REQUIRED ACTION: Whenever a line in the records below contains "Labandeira", pick it out.

Excerpts from an interface dataset
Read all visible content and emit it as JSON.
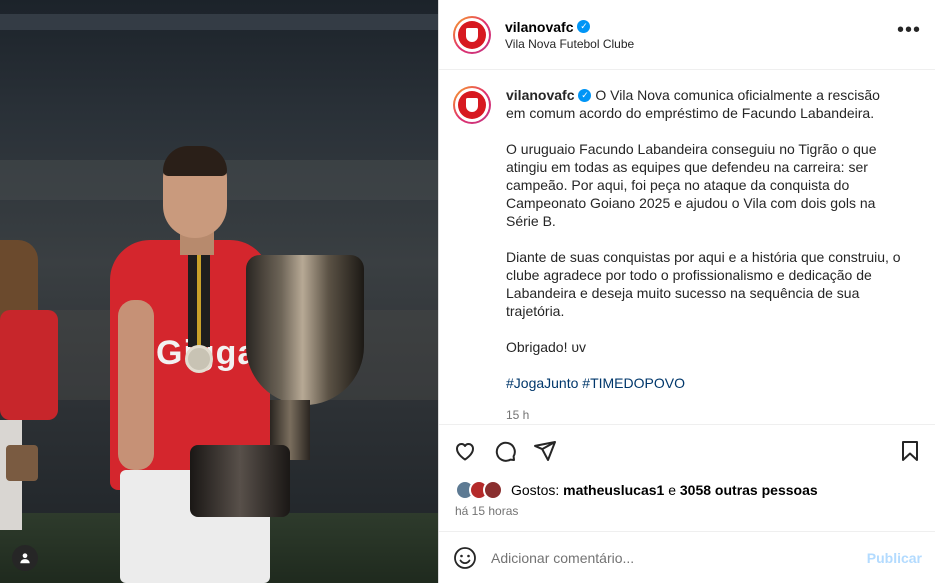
{
  "post": {
    "username": "vilanovafc",
    "subtitle": "Vila Nova Futebol Clube",
    "more_label": "•••",
    "caption_first": "O Vila Nova comunica oficialmente a rescisão em comum acordo do empréstimo de Facundo Labandeira.",
    "caption_p2": "O uruguaio Facundo Labandeira conseguiu no Tigrão o que atingiu em todas as equipes que defendeu na carreira: ser campeão. Por aqui, foi peça no ataque da conquista do Campeonato Goiano 2025 e ajudou o Vila com dois gols na Série B.",
    "caption_p3": "Diante de suas conquistas por aqui e a história que construiu, o clube agradece por todo o profissionalismo e dedicação de Labandeira e deseja muito sucesso na sequência de sua trajetória.",
    "caption_p4": "Obrigado! υv",
    "hashtags": [
      "#JogaJunto",
      "#TIMEDOPOVO"
    ],
    "caption_time": "15 h",
    "likes_prefix": "Gostos:",
    "likes_user": "matheuslucas1",
    "likes_joiner": "e",
    "likes_others": "3058 outras pessoas",
    "posted_ago": "há 15 horas",
    "comment_placeholder": "Adicionar comentário...",
    "publish_label": "Publicar"
  },
  "photo": {
    "shirt_text": "Gigga"
  },
  "colors": {
    "brand_red": "#d71920",
    "verified_blue": "#0095f6",
    "hashtag_blue": "#00376b",
    "publish_disabled": "#b3dbff"
  },
  "icons": [
    "heart-icon",
    "comment-icon",
    "share-icon",
    "bookmark-icon",
    "emoji-icon",
    "user-icon",
    "verified-icon",
    "more-icon"
  ]
}
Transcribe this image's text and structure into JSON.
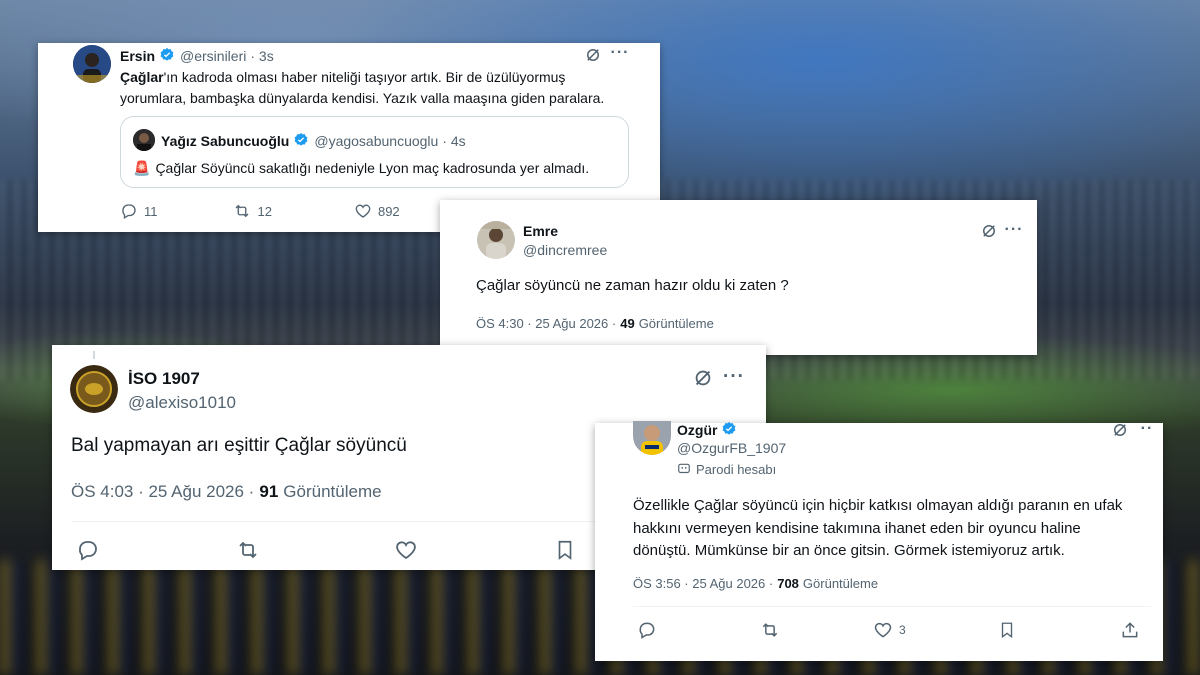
{
  "tweet_ersin": {
    "display_name": "Ersin",
    "handle": "@ersinileri",
    "time": "· 3s",
    "text_bold": "Çağlar",
    "text_rest_line1": "'ın kadroda olması haber niteliği taşıyor artık. Bir de üzülüyormuş",
    "text_line2": "yorumlara, bambaşka dünyalarda kendisi. Yazık valla maaşına giden paralara.",
    "quote": {
      "display_name": "Yağız Sabuncuoğlu",
      "handle": "@yagosabuncuoglu",
      "time": "· 4s",
      "emoji": "🚨",
      "text": "Çağlar Söyüncü sakatlığı nedeniyle Lyon maç kadrosunda yer almadı."
    },
    "replies": "11",
    "retweets": "12",
    "likes": "892"
  },
  "tweet_emre": {
    "display_name": "Emre",
    "handle": "@dincremree",
    "text": "Çağlar söyüncü ne zaman hazır oldu ki zaten ?",
    "time": "ÖS 4:30 · 25 Ağu 2026 ·",
    "views_count": "49",
    "views_label": "Görüntüleme"
  },
  "tweet_iso": {
    "display_name": "İSO 1907",
    "handle": "@alexiso1010",
    "text": "Bal yapmayan arı eşittir Çağlar söyüncü",
    "time": "ÖS 4:03 · 25 Ağu 2026 ·",
    "views_count": "91",
    "views_label": "Görüntüleme"
  },
  "tweet_ozgur": {
    "display_name": "Ozgür",
    "handle": "@OzgurFB_1907",
    "parody_label": "Parodi hesabı",
    "text_line1": "Özellikle Çağlar söyüncü için hiçbir katkısı olmayan aldığı paranın en ufak",
    "text_line2": "hakkını vermeyen kendisine takımına ihanet eden bir oyuncu haline",
    "text_line3": "dönüştü. Mümkünse bir an önce gitsin. Görmek istemiyoruz artık.",
    "time": "ÖS 3:56 · 25 Ağu 2026 ·",
    "views_count": "708",
    "views_label": "Görüntüleme",
    "likes": "3"
  },
  "icons": {
    "grok": "grok-icon",
    "more": "more-icon",
    "reply": "reply-icon",
    "retweet": "retweet-icon",
    "like": "like-icon",
    "bookmark": "bookmark-icon",
    "share": "share-icon",
    "verified": "verified-badge-icon"
  },
  "colors": {
    "verified_blue": "#1d9bf0",
    "text": "#0f1419",
    "muted": "#536471"
  }
}
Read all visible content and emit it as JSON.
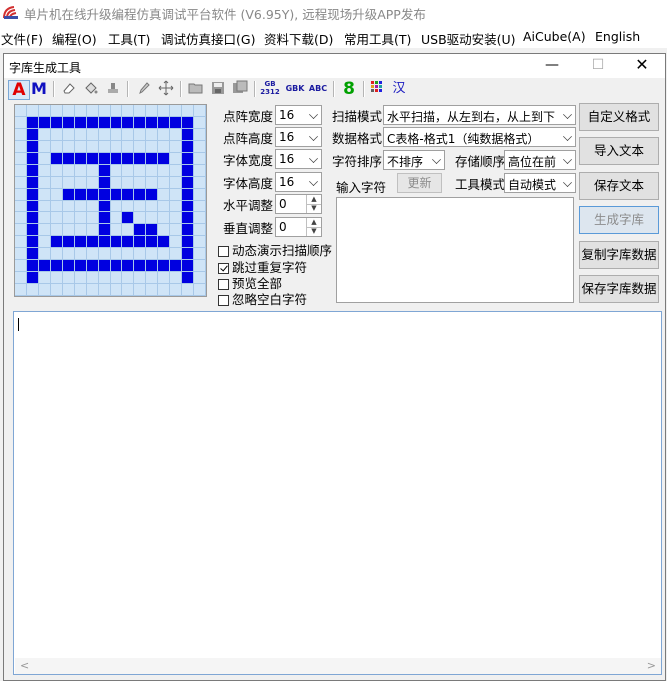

WRITTEN RESPONSE:
    "caption_first": "O Vila Nova comunica oficialmente a rescisão em comum acordo do empréstimo de Facundo Labandeira.",
    "caption_p2": "O uruguaio Facundo Labandeira conseguiu no Tigrão o que atingiu em todas as equipes que defendeu na carreira: ser campeão. Por aqui, foi peça no ataque da conquista do Campeonato Goiano 2025 e ajudou o Vila com dois gols na Série B.",
    "caption_p3": "Diante de suas conquistas por aqui e a história que construiu, o clube agradece por todo o profissionalismo e dedicação de Labandeira e deseja muito sucesso na sequência de sua trajetória.",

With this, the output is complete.